1/2 inch scotch tape is handy for holding the corners and covering the cut cardboard.
The next photo shows the assembled filter sandwich. The green Web Absorber filter's edge is just visible, and the polyurethane filter is closed and cornered with scotch tape.
Then the 2 inch packing tape is run along the edges to seal and waterproof the package.
The finished filter fits snugly in the window opening, The window is closed tightly against the top edge, and the entire periphery is heavily sealed with tape. No air should get around the filter, and it should be quite secure.
For those using no fan, or an exhaust fan elsewhere, this is the end.
Next, the fan is set on the sill, and sealed to the window frame, sill, and filter with 2 inch tape. All gaps are closed to prevent air short-cutting, and to keep the fan secure.
The object of this project is to bring cleaner fresh air into a room where air purifier(s) are already running.
With the kitchen and bath exhaust fans running, carbon dioxide does not build up in the sleeping area.
It may work simultaneously as a cooling fan, but with partial restriction from the filters.
But if you live in an area, like Houston, where the summer months are brutally hot, you can use a combination of a window fan and your air conditioning system through the night.
This brings cool night air into the apartment, often keeping the AC from running all night.
Done correctly, this will keep lots of dust out of the house. I believe savings on HEPA filters and AC will more than compensate for the cost (under $100 for this fan and filters).
Next time I will build a better filter, using two stacked furnace filters and thick carbon cloth, but these were not available off-the-shelf for today's project.
The fan is still selling well at Amazon, for around $60:
Bionaire Twin Reversible Airflow Fan with Remote at Amazon.com.
Quality of the black polyurethane foam is variable, with some products emitting chemical odors.

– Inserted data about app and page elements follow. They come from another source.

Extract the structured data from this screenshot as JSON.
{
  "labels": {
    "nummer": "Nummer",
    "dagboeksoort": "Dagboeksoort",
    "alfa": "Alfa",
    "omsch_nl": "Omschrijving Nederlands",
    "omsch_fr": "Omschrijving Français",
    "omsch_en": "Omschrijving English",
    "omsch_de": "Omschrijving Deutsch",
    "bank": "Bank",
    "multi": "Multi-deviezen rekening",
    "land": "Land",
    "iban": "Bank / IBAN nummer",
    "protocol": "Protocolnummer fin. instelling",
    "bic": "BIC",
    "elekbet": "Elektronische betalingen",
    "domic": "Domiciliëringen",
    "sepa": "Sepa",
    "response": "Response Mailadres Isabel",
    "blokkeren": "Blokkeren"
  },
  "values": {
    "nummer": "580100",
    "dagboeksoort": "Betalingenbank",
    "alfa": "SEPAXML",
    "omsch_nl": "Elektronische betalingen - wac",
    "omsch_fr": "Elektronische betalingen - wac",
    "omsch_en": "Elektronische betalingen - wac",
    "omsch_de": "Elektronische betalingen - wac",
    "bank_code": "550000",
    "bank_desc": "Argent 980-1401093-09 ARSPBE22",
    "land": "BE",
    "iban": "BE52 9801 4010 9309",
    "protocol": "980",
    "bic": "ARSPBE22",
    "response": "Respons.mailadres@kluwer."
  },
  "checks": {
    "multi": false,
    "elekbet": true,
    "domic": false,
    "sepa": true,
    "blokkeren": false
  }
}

I have had best results with the ALL-FILTERS brand, carbon-impregnated, 16 by 48 inch, "made-in-the-USA," out of Reno, NV;
Cut-to-Fit Carbon Pad for Air Purifiers at Amazon.com.